[DATASET ENTRIES]

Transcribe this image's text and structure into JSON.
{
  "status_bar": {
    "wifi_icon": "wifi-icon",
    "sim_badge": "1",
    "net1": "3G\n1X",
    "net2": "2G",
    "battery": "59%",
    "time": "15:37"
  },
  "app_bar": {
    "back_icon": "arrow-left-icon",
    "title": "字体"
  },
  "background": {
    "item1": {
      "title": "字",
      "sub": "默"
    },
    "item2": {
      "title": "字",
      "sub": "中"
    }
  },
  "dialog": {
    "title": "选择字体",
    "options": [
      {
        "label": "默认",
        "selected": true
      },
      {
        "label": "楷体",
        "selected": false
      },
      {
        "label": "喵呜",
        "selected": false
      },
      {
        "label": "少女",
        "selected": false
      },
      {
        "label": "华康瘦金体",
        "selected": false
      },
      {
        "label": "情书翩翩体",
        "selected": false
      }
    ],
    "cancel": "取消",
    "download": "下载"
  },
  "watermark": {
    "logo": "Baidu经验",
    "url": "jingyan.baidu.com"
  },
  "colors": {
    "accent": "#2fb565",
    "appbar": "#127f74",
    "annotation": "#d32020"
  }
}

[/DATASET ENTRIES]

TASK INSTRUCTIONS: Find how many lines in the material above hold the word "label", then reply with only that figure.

RESULT OF THIS EXERCISE: 6